Richie Hawtin will be a resident at Space Ibiza this summer, bringing a concept called ENTER. to one of the White Isle's most celebrated venues.
Per usual for Hawtin, ENTER. is a multi-layered concept that will encompass many of the Minus boss' interests, namely music, technology and sake. The latter may come as surprise, but over the past three years he's taken two one-week courses revolving around the drink while traveling in Japan. ("Eventually, my dream is to have a sake bar in Berlin," he told us earlier today.) The night will have a fully stocked bar with Hawtin working with his hand-selected team to create a special Sake & Shochu-based cocktail menu for the club. The theme falls neatly in line with the previously announced Thursday Kehakuma night at Space, which has an Asian-orientated design palette. That night will still take place on the Space terrace as part of the Hawtin night and be known as ENTER.Kehakuma. (Dates before and after ENTER.'s 12 week run will again be known simply as Kehakuma.)
Hawtin's Space residency is his first solo jaunt on Ibiza. For a number of years, he had worked with Sven Vath's Cocoon label at Amnesia—a relationship he describes as "incredible and life-defining." Hawtin specifically chose Thursday and Space to provide a respectful distance to Luciano at Pacha, Cocoon and Carl Cox's night at Space.
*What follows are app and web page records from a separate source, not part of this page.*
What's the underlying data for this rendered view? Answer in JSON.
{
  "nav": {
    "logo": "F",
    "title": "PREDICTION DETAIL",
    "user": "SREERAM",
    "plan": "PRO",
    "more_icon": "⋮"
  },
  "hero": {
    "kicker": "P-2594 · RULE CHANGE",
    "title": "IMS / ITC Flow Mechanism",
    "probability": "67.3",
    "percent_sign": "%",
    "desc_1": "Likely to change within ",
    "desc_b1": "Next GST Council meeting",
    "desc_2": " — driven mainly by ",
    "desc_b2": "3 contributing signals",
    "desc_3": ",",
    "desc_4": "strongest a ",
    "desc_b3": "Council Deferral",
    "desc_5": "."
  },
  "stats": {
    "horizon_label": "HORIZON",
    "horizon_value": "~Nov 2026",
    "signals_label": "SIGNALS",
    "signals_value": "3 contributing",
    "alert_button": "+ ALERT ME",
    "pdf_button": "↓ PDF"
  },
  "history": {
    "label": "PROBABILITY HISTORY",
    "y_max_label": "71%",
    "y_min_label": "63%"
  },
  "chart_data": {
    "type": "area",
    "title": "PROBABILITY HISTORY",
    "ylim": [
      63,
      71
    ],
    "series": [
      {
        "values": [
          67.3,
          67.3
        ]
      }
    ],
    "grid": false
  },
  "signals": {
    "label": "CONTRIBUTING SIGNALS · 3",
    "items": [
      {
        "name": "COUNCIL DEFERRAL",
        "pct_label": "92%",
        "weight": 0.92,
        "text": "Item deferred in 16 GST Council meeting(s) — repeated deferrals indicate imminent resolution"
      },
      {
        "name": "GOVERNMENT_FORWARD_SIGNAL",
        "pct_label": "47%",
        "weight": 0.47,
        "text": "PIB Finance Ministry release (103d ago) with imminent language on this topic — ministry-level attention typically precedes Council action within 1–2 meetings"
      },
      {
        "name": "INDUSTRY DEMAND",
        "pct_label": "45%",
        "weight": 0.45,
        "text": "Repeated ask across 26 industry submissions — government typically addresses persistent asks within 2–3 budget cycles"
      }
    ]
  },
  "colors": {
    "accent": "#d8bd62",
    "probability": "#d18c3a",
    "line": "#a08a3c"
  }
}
Nonetheless, his night will go head-to-head with another new venture on the island, Jamie Jones' Hot Natured party at DC-10.
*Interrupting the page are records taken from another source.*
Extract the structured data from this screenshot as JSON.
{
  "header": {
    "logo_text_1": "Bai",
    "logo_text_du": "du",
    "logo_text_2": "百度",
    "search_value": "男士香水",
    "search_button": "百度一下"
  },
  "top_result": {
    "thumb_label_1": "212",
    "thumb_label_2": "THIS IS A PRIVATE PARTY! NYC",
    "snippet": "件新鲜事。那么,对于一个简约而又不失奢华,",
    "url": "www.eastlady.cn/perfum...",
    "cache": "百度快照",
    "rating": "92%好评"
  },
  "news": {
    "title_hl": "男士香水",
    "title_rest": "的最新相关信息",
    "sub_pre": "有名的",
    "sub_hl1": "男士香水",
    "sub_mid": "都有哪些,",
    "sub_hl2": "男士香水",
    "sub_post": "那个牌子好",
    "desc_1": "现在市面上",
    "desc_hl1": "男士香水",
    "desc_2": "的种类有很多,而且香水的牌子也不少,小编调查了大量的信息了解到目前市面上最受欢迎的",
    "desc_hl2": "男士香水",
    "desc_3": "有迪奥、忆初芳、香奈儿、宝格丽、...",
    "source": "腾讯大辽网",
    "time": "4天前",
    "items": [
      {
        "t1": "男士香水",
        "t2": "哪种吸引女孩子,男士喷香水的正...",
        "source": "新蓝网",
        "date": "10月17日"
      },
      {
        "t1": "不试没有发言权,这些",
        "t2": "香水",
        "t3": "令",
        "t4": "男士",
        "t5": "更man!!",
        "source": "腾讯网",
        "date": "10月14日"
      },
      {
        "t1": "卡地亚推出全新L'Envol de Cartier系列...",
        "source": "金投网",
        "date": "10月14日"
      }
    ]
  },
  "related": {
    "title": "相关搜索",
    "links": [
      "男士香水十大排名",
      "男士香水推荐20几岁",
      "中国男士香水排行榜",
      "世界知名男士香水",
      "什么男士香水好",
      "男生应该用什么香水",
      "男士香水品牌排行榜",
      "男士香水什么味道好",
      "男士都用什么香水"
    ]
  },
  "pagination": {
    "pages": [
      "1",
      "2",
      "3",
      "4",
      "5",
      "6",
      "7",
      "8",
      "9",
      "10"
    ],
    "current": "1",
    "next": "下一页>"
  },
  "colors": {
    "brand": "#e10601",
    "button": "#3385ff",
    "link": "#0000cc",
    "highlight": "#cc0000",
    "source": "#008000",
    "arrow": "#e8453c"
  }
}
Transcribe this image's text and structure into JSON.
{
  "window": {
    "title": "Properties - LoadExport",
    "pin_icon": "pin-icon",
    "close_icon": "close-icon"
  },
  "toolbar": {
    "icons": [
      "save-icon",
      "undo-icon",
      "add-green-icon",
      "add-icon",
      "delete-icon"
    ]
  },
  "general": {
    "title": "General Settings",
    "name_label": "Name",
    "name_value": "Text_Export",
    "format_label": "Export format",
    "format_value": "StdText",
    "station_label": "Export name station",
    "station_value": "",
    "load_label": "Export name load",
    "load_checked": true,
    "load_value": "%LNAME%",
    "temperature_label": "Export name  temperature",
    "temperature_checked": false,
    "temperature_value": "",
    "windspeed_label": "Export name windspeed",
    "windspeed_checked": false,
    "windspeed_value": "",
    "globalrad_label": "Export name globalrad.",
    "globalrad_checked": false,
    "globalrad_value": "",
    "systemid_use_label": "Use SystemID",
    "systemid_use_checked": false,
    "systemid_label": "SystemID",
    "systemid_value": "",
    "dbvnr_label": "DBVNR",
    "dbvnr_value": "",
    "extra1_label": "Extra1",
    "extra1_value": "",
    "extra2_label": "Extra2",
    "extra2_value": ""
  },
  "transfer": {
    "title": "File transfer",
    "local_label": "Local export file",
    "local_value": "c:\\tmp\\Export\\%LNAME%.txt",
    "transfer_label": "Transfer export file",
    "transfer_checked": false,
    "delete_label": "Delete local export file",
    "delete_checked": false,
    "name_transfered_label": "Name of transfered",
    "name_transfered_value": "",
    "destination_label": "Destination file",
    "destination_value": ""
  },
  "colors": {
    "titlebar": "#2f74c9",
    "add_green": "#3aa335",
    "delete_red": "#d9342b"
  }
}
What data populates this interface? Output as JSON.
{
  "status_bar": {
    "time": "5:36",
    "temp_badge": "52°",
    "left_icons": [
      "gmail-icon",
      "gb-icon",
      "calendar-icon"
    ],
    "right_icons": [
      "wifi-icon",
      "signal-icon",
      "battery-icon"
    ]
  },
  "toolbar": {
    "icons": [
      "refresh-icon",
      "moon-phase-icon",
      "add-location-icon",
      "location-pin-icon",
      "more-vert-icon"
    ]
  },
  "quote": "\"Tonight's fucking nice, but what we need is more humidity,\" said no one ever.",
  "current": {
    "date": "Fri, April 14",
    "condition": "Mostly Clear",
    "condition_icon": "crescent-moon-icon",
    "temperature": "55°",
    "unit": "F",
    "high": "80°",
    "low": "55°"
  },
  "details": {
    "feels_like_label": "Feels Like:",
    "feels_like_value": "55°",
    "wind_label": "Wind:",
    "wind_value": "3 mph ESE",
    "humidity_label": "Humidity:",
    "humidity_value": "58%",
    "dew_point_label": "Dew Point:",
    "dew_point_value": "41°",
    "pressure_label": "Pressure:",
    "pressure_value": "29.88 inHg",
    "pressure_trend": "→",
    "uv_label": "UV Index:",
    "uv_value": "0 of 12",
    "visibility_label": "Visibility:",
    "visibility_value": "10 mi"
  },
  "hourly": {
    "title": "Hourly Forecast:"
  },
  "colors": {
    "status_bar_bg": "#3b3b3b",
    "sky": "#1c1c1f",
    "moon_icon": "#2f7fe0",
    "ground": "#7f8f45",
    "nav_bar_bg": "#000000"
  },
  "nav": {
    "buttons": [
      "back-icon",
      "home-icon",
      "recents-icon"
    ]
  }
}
We caught up with Hawtin today to talk sake, Space and Thursday on the island.
Why did you choose Space as the place for your residency as opposed to Amnesia?
When we started talking about a residency [I thought], "OK, if I do a night on Ibiza, Thursday is the only night that I can do, because it's far enough away from Cocoon, from Carl, from Luciano and just before the weekend." So it was like, "If something could happen for Thursdays, then we'll take a step forward, otherwise this is a no go." And so that kind of already started to close a window because Amnesia had, I believe, Cream on that day.
Then, after walking through Space, the ideas just started to come very quickly and very easily. It was like, "OK, let's do some interactive stuff in this room," and when I walked into the back room I was like, "Man, this would be perfect to do a cool, small intimate bar, let's bring sake in here." That was really in the first half-hour of walking through Space. After that it was like, "Oh my God, I think we may actually start to really honestly think about doing our own night in Ibiza." That was on a trip to Ibiza in December of last year.
In the press materials to the night, it says that you're a trained sake sommelier. Tell us more about that.
Yeah, I've been training, but I would definitely say I still have some training to go. I've taken two different week-long courses over the last three years in Japan, and travelled throughout Japan visiting breweries and brewmasters and learning about sake. I'm very well read on the technical process. Probably to be a better sommelier I would have to—actually, no one's going to believe this—but I would actually need to drink more. But there’s just not enough time between DJing and travelling to drink the amount of sake I need to get my taste buds even more acute to all the different flavours. Eventually, my dream is to have a sake bar in Berlin, so this is a great chance to introduce my fans and fellow friends to sake on a little bit of a deeper level. We're working with some of my friends in Japan who happen to actually be running breweries or distribution companies, and we're going to be bringing in things that are presently not even available in Europe. One of the bottles is not even available outside of Japan.
When I did my first course a couple of years ago it totally blew me away, because the sake industry is very much like the record industry. Five or ten years ago there were more than 12,000 breweries in Japan, and that has now shrunk to about 2,000. These are mostly Mom and Pop, four, five, six generation family-run businesses and strongly independent. I felt so connected to the idea of people continuing this tradition. It wasn't only the taste, how it was made or the connection to Japan, it's just this whole... there was something there that really brought me back to why I first got involved in music and starting my own label and bringing artists together.
Any artists you can reveal specifically for the night this year?
Nothing specifically, but I can say that we have some very interesting people on the line-up. A couple of new friends, some old friends. Of course the Minus gang are well represented—Gaiser, Matador and more—but it's a combination of friends and collaborators from the last 20 years, and some people who are really inspiring me who have never played on the island. I'm playing every week. Sometimes I'm playing at the sake bar, sometimes I'm playing in the main room or both. We're doing a pre-party each time at 10 PM where we're going to come together for dinner with our gang and with people who want to come, and we're going to continue to the wee hours of the morning, and give people a diversity of music, technology, sake, fun, fantasy and everything else that should happen on the island.